All articles from Health and Medicine >>>

The most recent press releases about innovation >>>

Die letzten 5 Focus-News des innovations-reports im Überblick:

Im Focus: Researchers at Fraunhofer monitor re-entry of Chinese space station Tiangong-1

In just a few weeks from now, the Chinese space station Tiangong-1 will re-enter the Earth's atmosphere where it will to a large extent burn up. It is possible that some debris will reach the Earth's surface. Tiangong-1 is orbiting the Earth uncontrolled at a speed of approx. 29,000 km/h.Currently the prognosis relating to the time of impact currently lies within a window of several days. The scientists at Fraunhofer FHR have already been monitoring Tiangong-1 for a number of weeks with their TIRA system, one of the most powerful space observation radars in the world, with a view to supporting the German Space Situational Awareness Center and the ESA with their re-entry forecasts.

Following the loss of radio contact with Tiangong-1 in 2016 and due to the low orbital height, it is now inevitable that the Chinese space station will...

Im Focus: Alliance „OLED Licht Forum“ – Key partner for OLED lighting solutions

Fraunhofer Institute for Organic Electronics, Electron Beam and Plasma Technology FEP, provider of research and development services for OLED lighting solutions, announces the founding of the “OLED Licht Forum” and presents latest OLED design and lighting solutions during light+building, from March 18th – 23rd, 2018 in Frankfurt a.M./Germany, at booth no. F91 in Hall 4.0.

They are united in their passion for OLED (organic light emitting diodes) lighting with all of its unique facets and application possibilities. Thus experts in...

Im Focus: Mars' oceans formed early, possibly aided by massive volcanic eruptions

Oceans formed before Tharsis and evolved together, shaping climate history of Mars

A new scenario seeking to explain how Mars' putative oceans came and went over the last 4 billion years implies that the oceans formed several hundred million...

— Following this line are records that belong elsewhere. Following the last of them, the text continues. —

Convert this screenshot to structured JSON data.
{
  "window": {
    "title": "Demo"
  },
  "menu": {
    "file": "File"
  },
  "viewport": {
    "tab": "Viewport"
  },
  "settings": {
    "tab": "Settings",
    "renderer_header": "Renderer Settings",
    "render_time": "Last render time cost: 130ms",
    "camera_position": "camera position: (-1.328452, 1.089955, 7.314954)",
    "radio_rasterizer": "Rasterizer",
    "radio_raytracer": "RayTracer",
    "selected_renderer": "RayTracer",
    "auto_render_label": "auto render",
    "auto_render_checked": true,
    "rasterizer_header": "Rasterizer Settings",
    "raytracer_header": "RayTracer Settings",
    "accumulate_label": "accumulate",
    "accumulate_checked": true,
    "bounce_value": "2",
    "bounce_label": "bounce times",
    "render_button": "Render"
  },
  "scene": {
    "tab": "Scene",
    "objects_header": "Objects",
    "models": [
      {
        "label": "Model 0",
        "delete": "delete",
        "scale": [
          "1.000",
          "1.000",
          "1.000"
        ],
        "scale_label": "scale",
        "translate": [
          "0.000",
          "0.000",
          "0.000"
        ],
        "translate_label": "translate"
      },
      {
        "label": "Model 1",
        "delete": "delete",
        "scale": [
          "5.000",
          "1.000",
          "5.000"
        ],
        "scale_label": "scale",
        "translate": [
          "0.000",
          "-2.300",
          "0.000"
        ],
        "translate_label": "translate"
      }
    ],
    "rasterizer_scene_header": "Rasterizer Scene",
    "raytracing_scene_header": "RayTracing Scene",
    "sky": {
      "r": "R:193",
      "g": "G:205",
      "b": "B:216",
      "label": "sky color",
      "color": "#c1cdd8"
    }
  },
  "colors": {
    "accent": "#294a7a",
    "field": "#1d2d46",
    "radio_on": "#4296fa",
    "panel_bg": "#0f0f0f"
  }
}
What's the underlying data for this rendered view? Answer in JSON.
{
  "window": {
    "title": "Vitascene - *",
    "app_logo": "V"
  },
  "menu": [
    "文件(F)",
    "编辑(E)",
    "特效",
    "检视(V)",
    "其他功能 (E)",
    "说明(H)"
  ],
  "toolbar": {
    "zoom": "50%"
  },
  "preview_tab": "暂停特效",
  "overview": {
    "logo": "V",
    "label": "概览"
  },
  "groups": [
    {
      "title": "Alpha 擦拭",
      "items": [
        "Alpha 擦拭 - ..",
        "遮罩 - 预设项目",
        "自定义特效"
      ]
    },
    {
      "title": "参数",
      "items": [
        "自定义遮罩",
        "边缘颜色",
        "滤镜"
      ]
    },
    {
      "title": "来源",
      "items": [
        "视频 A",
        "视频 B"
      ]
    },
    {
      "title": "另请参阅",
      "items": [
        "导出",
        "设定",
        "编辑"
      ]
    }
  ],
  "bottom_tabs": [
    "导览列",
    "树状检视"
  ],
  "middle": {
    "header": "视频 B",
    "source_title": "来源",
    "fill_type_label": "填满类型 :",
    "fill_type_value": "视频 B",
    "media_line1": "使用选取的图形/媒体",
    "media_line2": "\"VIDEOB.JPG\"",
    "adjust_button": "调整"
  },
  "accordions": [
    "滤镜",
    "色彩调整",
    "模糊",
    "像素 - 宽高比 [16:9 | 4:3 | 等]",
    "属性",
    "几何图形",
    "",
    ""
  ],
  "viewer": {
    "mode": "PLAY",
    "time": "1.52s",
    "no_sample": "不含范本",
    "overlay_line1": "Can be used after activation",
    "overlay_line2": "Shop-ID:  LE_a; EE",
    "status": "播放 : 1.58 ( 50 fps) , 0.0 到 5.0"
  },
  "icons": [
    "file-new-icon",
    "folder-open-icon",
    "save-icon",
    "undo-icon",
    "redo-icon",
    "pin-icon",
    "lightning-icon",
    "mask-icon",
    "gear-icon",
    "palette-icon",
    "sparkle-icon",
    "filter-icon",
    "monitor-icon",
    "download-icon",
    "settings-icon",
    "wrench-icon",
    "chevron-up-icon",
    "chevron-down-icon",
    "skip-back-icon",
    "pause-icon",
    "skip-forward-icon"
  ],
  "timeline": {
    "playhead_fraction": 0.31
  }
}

Im Focus: Tiny implants for cells are functional in vivo

For the first time, an interdisciplinary team from the University of Basel has succeeded in integrating artificial organelles into the cells of live zebrafish embryos. This innovative approach using artificial organelles as cellular implants offers new potential in treating a range of diseases, as the authors report in an article published in Nature Communications.

In the cells of higher organisms, organelles such as the nucleus or mitochondria perform a range of complex functions necessary for life. In the networks of...

Im Focus: Locomotion control with photopigments

Researchers from Göttingen University discover additional function of opsins

Animal photoreceptors capture light with photopigments. Researchers from the University of Göttingen have now discovered that these photopigments fulfill an...

All Focus news of the innovation-report >>>



Industry & Economy
Event News

Virtual reality conference comes to Reutlingen

19.03.2018 | Event News

Ultrafast Wireless and Chip Design at the DATE Conference in Dresden

16.03.2018 | Event News

International Tinnitus Conference of the Tinnitus Research Initiative in Regensburg

13.03.2018 | Event News

Latest News

TRAPPIST-1 planets provide clues to the nature of habitable worlds

21.03.2018 | Physics and Astronomy

The search for dark matter widens

21.03.2018 | Materials Sciences

Natural enemies reduce pesticide use

21.03.2018 | Life Sciences

Science & Research
Overview of more VideoLinks >>>